Joshua Wheeler grew up poor in rural Oklahoma. He chose the Army over the oilfield. His nineteen-year career to that point marked a man who excelled at his duties. A man who never shied from awesome responsibility. That fact did not surprise the people who knew Joshua best. He was the oldest of five siblings with an absent father and a troubled mother. As a teenager he was the actual parent in the house. Tough on his brothers, yet able to braid his sister’s ponytails, Joshua became their idol. As hard as life was when he was young, Joshua loved children. He had four of them of his own, including an infant son.
Wheeler’s unit was in a pure support role that morning. Nation building means watching people lacking the United States’ resources and training, attempting to do what could be accomplished more easily by you and your buddies. Despite the inefficiency, Wheeler and the small group of Americans hoped to teach the Kurds how an elite unit can work; to pass on the comradery that exists from every soldier doing their job. The urgency of the situation called for clockwork precision. Whether that existed on the ground was the big unknown.
The mission ended successfully. Over 70 prisoners avoided a death that would have been seen by millions of times on the internet in a ghoulish propaganda video. Dozens of families would reunite. The Kurds took ISIS prisoners and killed other militants. It was not quite clockwork, however.
At one point after the Kurds breached the prison wall, they began taking heavy small arms fire that put the mission in jeopardy. A man who never ran from responsibility ran towards the gunfire. In doing so, Joshua Wheeler became the first American service member to die at ISIS’ hand and the first killed-in- action statistic in Iraq in four years. Wheeler’s death signaled another escalation of a war we could not exit.
I do not know how Joshua Wheeler felt about Thanksgiving. He was a proud citizen of the Cherokee nation, so it would have been natural for him to harbor conflicted feelings. Something tells me that Wheeler’s heritage did not interfere with his celebration of the American holiday because on the morning of October 22, 2015, Joshua Wheeler was serving his 14th deployment to Iraq and Afghanistan.

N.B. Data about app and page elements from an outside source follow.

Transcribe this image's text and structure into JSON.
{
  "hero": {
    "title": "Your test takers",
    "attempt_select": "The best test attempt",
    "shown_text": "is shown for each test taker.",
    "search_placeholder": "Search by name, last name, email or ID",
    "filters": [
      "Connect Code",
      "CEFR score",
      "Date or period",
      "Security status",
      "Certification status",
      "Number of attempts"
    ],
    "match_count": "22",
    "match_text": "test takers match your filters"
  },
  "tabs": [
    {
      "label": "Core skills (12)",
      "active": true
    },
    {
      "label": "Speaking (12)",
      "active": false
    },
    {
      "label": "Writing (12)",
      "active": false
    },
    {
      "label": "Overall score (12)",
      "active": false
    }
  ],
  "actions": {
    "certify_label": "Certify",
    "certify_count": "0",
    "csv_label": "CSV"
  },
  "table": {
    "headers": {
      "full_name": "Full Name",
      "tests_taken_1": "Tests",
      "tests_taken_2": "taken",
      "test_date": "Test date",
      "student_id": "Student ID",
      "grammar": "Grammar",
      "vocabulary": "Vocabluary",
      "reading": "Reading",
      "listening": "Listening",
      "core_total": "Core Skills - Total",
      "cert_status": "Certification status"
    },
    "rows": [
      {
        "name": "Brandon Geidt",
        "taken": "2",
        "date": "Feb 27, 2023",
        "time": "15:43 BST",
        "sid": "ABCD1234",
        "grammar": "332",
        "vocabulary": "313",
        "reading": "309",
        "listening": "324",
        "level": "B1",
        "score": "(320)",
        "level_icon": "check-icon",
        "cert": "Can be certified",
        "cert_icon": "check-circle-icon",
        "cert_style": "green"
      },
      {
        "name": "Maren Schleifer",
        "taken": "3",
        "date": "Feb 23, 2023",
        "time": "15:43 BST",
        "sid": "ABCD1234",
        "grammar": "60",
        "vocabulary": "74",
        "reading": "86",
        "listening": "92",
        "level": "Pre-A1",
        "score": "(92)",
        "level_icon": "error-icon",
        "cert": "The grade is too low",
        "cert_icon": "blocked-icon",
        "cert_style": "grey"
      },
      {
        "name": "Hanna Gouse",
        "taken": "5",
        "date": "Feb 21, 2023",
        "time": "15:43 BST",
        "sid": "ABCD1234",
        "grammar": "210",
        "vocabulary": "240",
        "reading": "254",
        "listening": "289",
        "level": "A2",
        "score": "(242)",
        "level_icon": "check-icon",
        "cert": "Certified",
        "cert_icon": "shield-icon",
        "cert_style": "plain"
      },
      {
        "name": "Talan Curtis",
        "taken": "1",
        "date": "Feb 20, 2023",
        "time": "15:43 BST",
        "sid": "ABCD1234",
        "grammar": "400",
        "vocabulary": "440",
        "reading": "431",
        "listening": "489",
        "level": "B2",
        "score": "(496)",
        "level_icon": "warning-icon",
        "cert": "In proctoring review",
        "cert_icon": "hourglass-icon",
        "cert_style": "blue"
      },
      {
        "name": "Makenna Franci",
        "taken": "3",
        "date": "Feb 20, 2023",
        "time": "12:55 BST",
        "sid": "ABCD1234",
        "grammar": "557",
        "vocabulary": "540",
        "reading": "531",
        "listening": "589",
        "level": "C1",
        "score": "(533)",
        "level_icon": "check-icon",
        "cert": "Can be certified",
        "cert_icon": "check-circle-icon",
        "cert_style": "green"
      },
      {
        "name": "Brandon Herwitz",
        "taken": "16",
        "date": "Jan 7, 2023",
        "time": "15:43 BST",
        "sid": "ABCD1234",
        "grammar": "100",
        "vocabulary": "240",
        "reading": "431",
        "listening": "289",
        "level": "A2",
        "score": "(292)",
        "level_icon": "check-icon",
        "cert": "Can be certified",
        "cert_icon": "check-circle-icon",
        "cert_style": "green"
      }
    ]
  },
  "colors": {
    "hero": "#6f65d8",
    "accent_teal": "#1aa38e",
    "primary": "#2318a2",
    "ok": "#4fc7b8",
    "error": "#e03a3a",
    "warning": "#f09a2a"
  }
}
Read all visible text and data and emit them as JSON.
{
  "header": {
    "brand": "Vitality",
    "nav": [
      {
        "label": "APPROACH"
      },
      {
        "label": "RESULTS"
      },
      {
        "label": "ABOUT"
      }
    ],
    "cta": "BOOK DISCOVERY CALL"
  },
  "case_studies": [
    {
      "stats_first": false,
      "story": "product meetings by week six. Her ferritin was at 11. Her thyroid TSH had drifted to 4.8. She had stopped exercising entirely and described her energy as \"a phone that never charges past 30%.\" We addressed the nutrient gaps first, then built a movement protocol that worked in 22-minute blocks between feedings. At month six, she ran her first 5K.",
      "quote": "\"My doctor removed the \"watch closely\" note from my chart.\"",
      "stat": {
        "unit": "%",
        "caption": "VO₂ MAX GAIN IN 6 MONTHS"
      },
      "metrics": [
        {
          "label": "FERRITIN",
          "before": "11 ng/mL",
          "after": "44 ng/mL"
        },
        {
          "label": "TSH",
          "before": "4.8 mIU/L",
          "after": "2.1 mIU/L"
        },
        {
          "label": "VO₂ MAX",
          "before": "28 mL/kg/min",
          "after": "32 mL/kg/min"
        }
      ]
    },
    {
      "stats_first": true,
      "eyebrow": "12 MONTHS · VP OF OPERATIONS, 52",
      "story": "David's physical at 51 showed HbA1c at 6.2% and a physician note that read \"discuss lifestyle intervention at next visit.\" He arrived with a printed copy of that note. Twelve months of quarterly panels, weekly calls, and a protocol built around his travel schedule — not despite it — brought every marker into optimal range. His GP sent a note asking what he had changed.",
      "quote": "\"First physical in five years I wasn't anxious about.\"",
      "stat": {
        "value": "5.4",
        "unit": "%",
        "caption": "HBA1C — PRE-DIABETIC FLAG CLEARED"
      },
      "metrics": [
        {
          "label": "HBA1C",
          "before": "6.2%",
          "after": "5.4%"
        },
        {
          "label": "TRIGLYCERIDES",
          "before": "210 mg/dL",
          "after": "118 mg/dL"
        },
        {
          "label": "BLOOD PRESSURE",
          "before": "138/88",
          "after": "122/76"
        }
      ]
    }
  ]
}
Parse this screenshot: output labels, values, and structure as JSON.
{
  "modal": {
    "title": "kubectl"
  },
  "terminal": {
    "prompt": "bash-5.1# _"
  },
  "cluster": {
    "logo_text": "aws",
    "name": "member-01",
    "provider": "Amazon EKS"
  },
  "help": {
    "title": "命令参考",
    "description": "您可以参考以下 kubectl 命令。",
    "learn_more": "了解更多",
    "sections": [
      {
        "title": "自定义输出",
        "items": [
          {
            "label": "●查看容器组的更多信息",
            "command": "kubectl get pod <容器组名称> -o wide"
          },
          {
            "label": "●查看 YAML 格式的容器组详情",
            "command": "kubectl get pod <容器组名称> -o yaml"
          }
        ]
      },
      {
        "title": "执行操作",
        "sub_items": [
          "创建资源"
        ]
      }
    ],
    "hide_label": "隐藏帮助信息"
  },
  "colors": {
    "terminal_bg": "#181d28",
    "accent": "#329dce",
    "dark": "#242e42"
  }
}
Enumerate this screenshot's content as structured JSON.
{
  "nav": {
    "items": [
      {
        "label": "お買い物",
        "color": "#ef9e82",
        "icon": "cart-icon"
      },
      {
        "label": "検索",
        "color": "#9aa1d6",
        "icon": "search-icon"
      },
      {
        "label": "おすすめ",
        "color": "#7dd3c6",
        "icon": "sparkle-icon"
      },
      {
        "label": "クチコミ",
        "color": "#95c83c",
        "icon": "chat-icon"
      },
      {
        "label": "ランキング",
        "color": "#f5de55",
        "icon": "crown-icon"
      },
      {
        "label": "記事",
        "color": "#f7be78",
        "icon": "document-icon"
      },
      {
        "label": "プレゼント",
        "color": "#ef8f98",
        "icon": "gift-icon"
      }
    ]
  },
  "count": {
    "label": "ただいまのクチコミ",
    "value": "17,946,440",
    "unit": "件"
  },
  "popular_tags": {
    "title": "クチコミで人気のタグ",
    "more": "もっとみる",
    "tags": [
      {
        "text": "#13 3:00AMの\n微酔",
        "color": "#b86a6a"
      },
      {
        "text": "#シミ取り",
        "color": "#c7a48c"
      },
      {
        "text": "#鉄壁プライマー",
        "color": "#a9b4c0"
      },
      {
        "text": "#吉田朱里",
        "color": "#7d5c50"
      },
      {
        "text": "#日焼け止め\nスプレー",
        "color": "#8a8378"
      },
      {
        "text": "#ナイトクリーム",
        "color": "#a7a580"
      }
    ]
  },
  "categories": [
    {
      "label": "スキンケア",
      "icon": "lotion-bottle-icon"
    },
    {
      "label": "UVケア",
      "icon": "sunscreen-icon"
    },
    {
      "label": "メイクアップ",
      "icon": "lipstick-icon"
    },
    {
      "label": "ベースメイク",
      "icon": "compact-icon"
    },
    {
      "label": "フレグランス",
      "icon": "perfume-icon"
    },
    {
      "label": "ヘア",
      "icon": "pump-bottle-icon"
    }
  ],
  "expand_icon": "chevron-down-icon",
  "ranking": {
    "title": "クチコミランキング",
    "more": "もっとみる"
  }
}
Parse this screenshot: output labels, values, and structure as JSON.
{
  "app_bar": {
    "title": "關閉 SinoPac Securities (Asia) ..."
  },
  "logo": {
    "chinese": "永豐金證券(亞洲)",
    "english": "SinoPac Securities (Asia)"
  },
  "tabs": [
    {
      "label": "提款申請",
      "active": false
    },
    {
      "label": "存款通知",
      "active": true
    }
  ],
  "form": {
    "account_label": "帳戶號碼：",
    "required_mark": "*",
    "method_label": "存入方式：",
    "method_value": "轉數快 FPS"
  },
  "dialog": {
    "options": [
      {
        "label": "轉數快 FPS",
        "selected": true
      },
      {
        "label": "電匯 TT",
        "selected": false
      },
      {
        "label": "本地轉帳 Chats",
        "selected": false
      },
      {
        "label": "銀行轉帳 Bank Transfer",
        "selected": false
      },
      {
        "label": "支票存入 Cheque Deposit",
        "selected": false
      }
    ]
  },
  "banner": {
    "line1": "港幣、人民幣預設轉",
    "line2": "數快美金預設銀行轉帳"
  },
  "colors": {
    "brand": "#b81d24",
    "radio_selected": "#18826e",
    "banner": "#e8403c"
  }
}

Thursday, I will whisper a Thanksgiving for Joshua Wheeler and those who served with him. Mostly, I will be thankful that after 19 years we are saying that the next Joshua Wheeler is worth saving. It is something.